UK insurance group Direct Line has opted for what it calls a "standalone, FTSE-grade HR solution" based in the cloud.
The home and car insurance group, which includes brands such as Churchill and Green Flag, is the UK's largest such insurer by number of policies, according to the company.
A new core HR management system from Workday is one of a range of best-of-breed systems being installed by Direct Line's HR department as part of the group's "preferred route" towards IPO in the second half of 2012, according to Mark Martin, the group's HR director.
Royal Bank of Scotland (RBS) was ordered to divest the Direct Line business in 2010, in the wake of the £45bn state bailout to prevent the bank's collapse during the 2008-09 financial crisis.
Martin told Computing that creating a new HR system for its 16,000-strong workforce, based in the UK, Italy and Germany, has been the priority for the group in advance of the divestment process, which needs to be completed by the end of 2014.
"The HR function was the most tightly integrated [with RBS systems], with two-thirds of it delivered by the RBS group," he explained.
He said that Direct Line was presented with the opportunity to build a strong, new standalone HR function from a single base, including new terms and conditions, contracts and benefits. A cloud-based solution was core to that decision, he said, with investment from the state-backed bank.
This is partly because an object-based system, rather than a relation-based one, gives Martin a single view of all the group's HR processes, he said. "It's all about configuration. You have to go for core processes. Let's focus on the employee experience.

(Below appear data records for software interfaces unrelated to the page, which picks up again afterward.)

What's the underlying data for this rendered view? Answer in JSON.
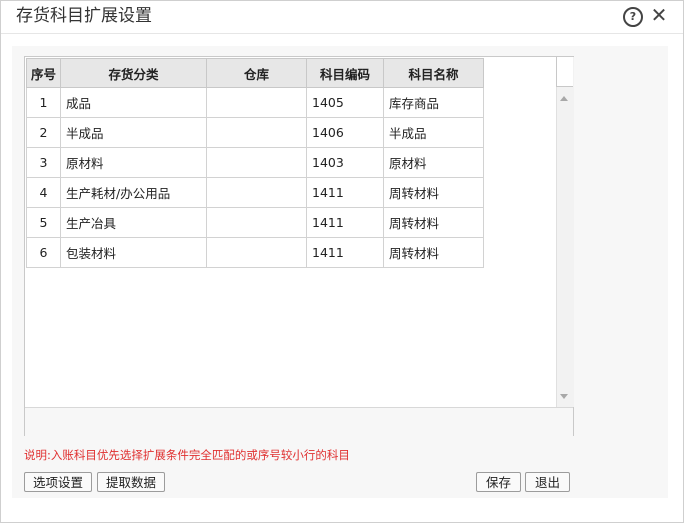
{
  "dialog": {
    "title": "存货科目扩展设置",
    "help_label": "?",
    "close_label": "✕"
  },
  "grid": {
    "columns": [
      "序号",
      "存货分类",
      "仓库",
      "科目编码",
      "科目名称"
    ],
    "rows": [
      {
        "idx": "1",
        "category": "成品",
        "warehouse": "",
        "code": "1405",
        "name": "库存商品"
      },
      {
        "idx": "2",
        "category": "半成品",
        "warehouse": "",
        "code": "1406",
        "name": "半成品"
      },
      {
        "idx": "3",
        "category": "原材料",
        "warehouse": "",
        "code": "1403",
        "name": "原材料"
      },
      {
        "idx": "4",
        "category": "生产耗材/办公用品",
        "warehouse": "",
        "code": "1411",
        "name": "周转材料"
      },
      {
        "idx": "5",
        "category": "生产冶具",
        "warehouse": "",
        "code": "1411",
        "name": "周转材料"
      },
      {
        "idx": "6",
        "category": "包装材料",
        "warehouse": "",
        "code": "1411",
        "name": "周转材料"
      }
    ]
  },
  "note": "说明:入账科目优先选择扩展条件完全匹配的或序号较小行的科目",
  "buttons": {
    "options": "选项设置",
    "fetch": "提取数据",
    "save": "保存",
    "exit": "退出"
  }
}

"I was brought in to lead the separation and to create a bold new system. We obviously worked very closely with RBS IT, but with the overall strategy of creating a standalone HR system."
Martin, who joined the group in 2010 to spearhead the project, said that lower costs and speed of implementation prior to divestment were not the main drivers of the decision to go down the software-as-a-service (SaaS) route.

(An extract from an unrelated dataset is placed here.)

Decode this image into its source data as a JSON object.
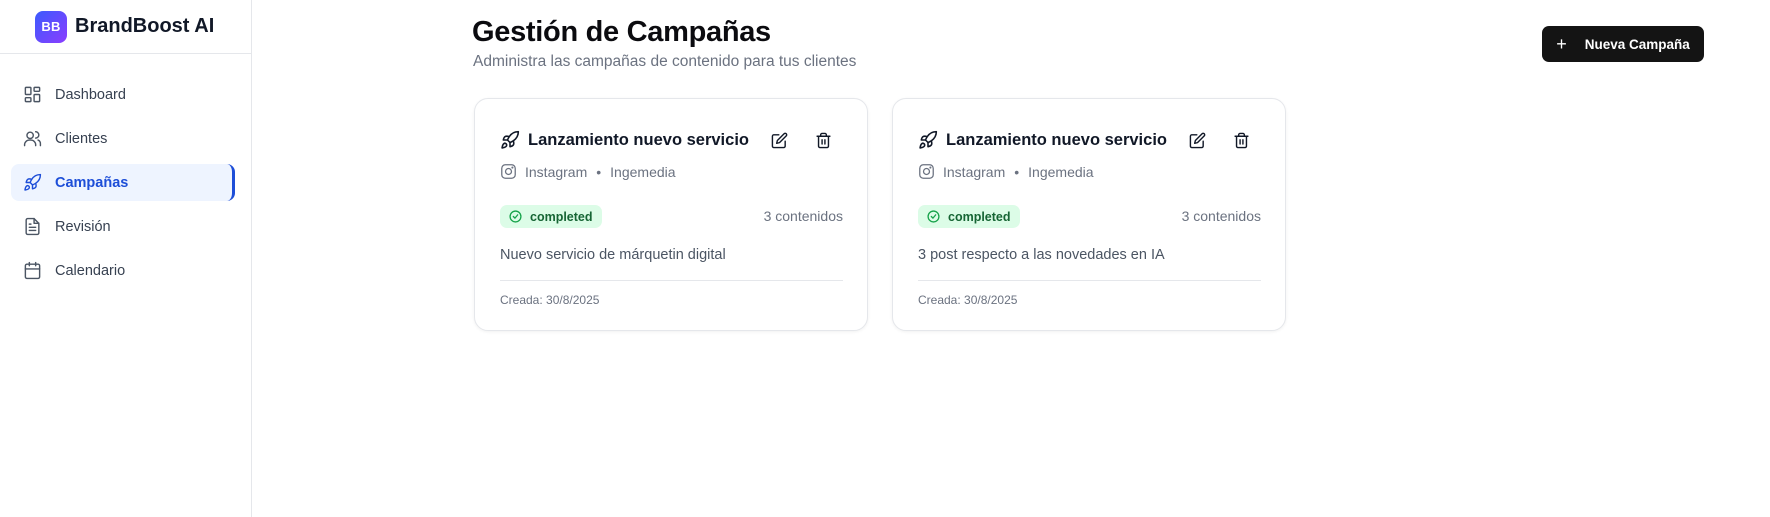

"It's cheaper, but it's like comparing apples and pears. The real advantage is the regular updates from Workday, versus the cost of upgrading from, say Oracle, PeopleSoft or SAP," he said.
The new system goes live in a fortnight.